◆ Supplied records:

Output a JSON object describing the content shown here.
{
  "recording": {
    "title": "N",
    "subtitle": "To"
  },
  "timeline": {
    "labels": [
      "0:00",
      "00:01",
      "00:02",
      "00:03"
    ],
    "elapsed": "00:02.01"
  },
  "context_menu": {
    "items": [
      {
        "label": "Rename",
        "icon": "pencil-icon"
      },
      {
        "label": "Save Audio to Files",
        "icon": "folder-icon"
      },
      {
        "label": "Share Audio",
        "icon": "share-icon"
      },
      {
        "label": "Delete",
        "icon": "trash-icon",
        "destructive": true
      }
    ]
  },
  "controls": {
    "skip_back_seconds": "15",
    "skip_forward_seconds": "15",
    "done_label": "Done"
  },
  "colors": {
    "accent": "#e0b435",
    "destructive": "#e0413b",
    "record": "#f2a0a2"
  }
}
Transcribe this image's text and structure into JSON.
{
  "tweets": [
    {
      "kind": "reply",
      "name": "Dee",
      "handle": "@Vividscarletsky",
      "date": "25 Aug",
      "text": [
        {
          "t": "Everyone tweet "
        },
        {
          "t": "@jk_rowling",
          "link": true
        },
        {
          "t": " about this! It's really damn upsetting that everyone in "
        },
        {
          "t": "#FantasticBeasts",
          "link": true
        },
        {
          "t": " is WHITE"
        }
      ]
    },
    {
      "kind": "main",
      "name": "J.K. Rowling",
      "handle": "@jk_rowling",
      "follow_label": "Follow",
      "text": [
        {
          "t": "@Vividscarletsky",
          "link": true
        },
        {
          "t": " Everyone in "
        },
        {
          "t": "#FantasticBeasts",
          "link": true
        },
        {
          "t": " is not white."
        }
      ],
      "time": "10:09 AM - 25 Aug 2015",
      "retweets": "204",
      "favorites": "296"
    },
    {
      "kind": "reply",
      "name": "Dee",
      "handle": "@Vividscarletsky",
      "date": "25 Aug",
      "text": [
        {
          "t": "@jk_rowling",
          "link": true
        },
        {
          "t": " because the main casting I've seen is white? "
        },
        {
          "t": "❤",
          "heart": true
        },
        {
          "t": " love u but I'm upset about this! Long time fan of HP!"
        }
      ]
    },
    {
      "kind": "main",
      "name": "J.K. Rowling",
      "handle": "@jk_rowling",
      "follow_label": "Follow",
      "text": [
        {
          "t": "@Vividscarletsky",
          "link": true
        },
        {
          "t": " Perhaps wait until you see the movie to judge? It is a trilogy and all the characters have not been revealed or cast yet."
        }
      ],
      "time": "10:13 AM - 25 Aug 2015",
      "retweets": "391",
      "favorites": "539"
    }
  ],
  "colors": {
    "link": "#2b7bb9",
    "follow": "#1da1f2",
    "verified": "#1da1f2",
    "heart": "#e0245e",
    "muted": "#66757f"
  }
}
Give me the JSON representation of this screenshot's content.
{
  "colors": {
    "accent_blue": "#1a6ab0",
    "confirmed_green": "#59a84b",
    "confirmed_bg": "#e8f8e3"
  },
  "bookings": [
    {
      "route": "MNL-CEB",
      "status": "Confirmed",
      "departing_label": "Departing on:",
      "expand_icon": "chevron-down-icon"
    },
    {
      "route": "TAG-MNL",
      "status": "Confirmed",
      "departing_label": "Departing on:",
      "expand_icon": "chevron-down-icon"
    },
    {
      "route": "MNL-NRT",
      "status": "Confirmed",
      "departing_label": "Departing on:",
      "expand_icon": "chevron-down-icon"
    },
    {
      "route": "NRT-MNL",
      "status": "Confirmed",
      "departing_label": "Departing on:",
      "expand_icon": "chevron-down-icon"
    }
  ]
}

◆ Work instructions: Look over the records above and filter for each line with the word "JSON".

◆ Solution to this exercise:
Output a JSON object describing the content shown here.
Transcribe this image's text and structure into JSON.
Give me the JSON representation of this screenshot's content.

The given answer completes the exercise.